Wark says he’s been on both sides of the issue, having walked picket lines as a union member. He thinks workplace laws are more favorable to union members now than ever before—citing the (perhaps slightly exaggerated) example that management no longer sends tough guys around to intimidate the workers.
“It’s always been my experience [that] each side will take the optimum advantage they can. I don’t blame organized labor for trying to do away with the statute that says you have to have a secret ballot.”
This is a far cry from the claims of some union organizers, who view the card-check proposal as a way to prevent companies from exerting undue influence in the “campaigning” that leads up to the traditional ballot vote. Supporters also claim that critics of the measure are funded by corporate interests. Wark says SOS has no big corporate donors. “We’d love to have a large funding mechanism, but we don’t. If we were funded by big corporate interests, we’d have a 50-state strategy now.”

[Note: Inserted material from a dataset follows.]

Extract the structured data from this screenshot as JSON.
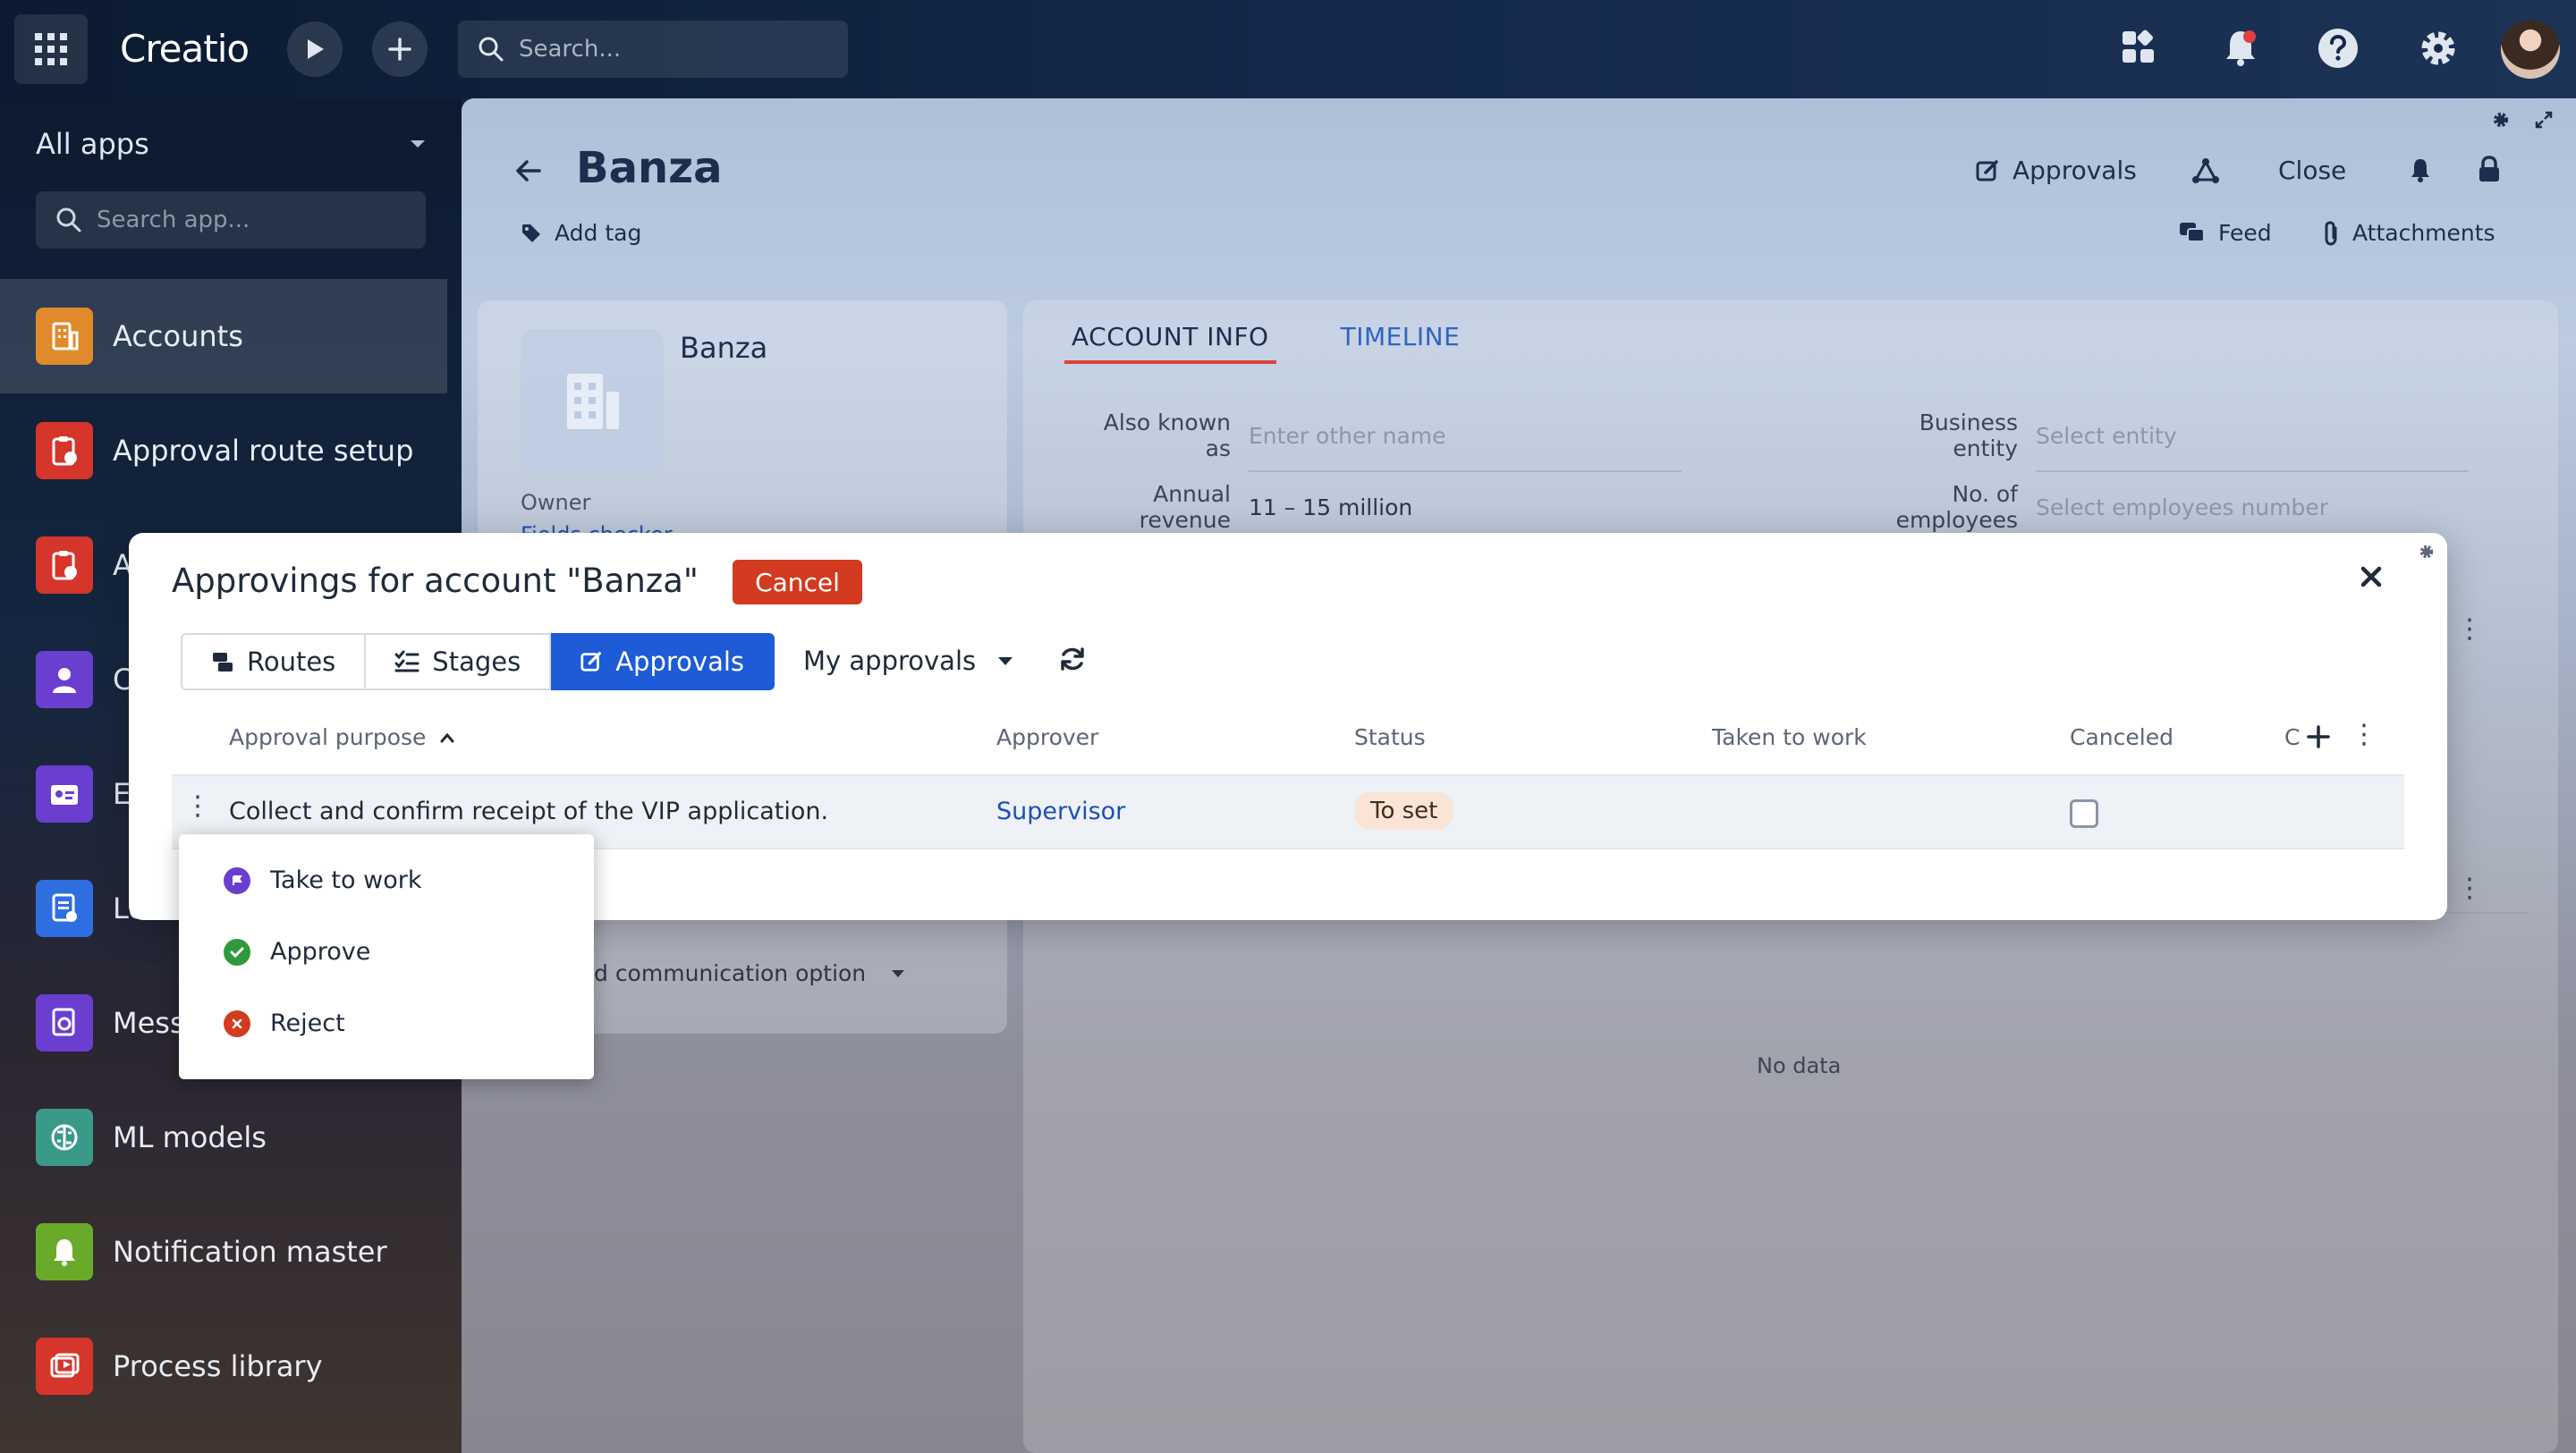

SOS Ballot has only a handful of volunteers now. Under Nevada state law, the group can’t begin to solicit signatures until September. Wark says the group needs 60,000 signatures to get a measure on the ballot but is shooting for 100,000. “Our focus is very much on wanting to preserve the ability to vote privately,” he says. “The integrity of a private vote.”